> **EXERCISE DETAILS**:
Scan the records for lines with the string "shirt". Say how many there are, and add nothing.
——————
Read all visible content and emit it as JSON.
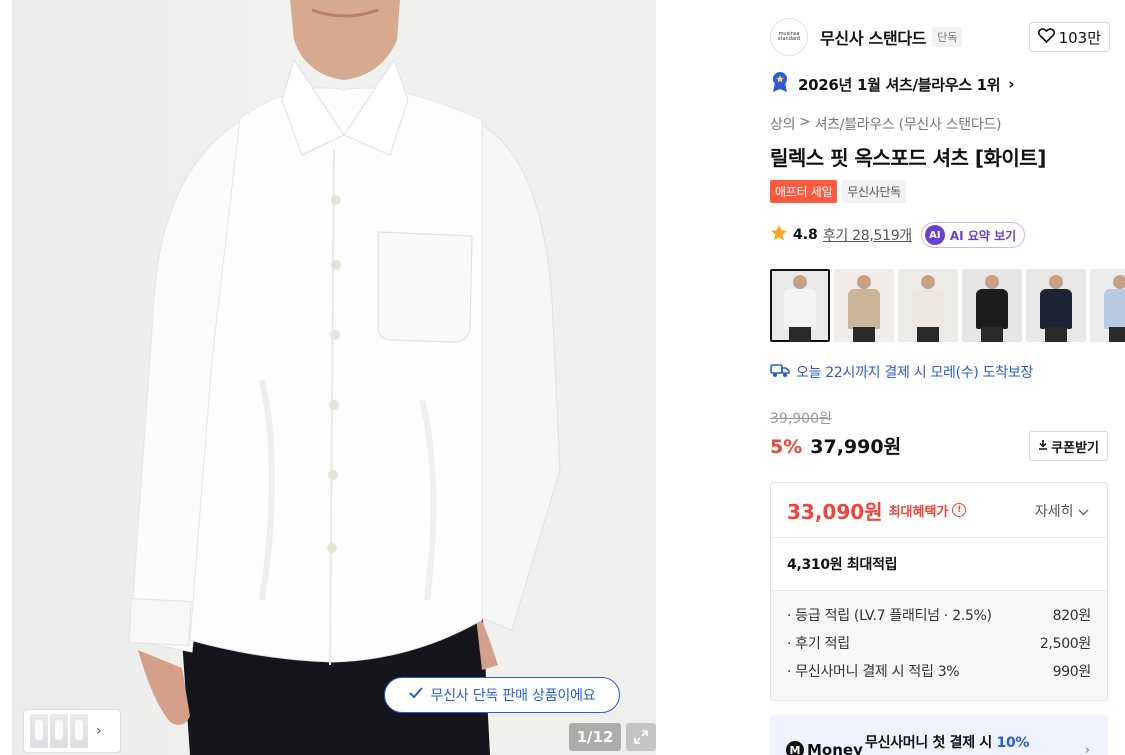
{
  "image": {
    "counter": "1/12",
    "exclusive_notice": "무신사 단독 판매 상품이에요"
  },
  "brand": {
    "logo_text_1": "musinsa",
    "logo_text_2": "standard",
    "name": "무신사 스탠다드",
    "badge": "단독",
    "likes": "103만"
  },
  "ranking": {
    "text": "2026년 1월 셔츠/블라우스 1위"
  },
  "breadcrumb": {
    "cat1": "상의",
    "sep": ">",
    "cat2": "셔츠/블라우스 (무신사 스탠다드)"
  },
  "product": {
    "title": "릴렉스 핏 옥스포드 셔츠 [화이트]",
    "tag_sale": "애프터 세일",
    "tag_exclusive": "무신사단독"
  },
  "rating": {
    "score": "4.8",
    "reviews": "후기 28,519개",
    "ai_icon": "AI",
    "ai_label": "AI 요약 보기"
  },
  "delivery": {
    "text": "오늘 22시까지 결제 시 모레(수) 도착보장"
  },
  "price": {
    "original": "39,900원",
    "discount": "5%",
    "current": "37,990원",
    "coupon_label": "쿠폰받기"
  },
  "benefit": {
    "max_price": "33,090원",
    "max_label": "최대혜택가",
    "info_icon": "!",
    "detail_label": "자세히",
    "points_total": "4,310원 최대적립",
    "items": [
      {
        "label": "· 등급 적립 (LV.7 플래티넘 · 2.5%)",
        "value": "820원"
      },
      {
        "label": "· 후기 적립",
        "value": "2,500원"
      },
      {
        "label": "· 무신사머니 결제 시 적립 3%",
        "value": "990원"
      }
    ]
  },
  "money_banner": {
    "logo": "Money",
    "logo_m": "M",
    "text": "무신사머니 첫 결제 시 ",
    "highlight": "10%"
  },
  "colors": {
    "accent_blue": "#2b5bdb",
    "sale_red": "#f0443a",
    "ai_purple": "#6a3fd6"
  },
  "swatches": [
    {
      "name": "white",
      "shirt": "#f4f4f4",
      "bg": "#e9eaea"
    },
    {
      "name": "beige",
      "shirt": "#cbb699",
      "bg": "#efecea"
    },
    {
      "name": "ivory",
      "shirt": "#ece7dc",
      "bg": "#ecebe8"
    },
    {
      "name": "black",
      "shirt": "#1c1c1c",
      "bg": "#e6e6e6"
    },
    {
      "name": "navy",
      "shirt": "#1b2536",
      "bg": "#e7e7e6"
    },
    {
      "name": "light-blue",
      "shirt": "#b9cbe2",
      "bg": "#ebeced"
    }
  ]
}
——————
> **SOLUTION TO THIS EXERCISE**:
6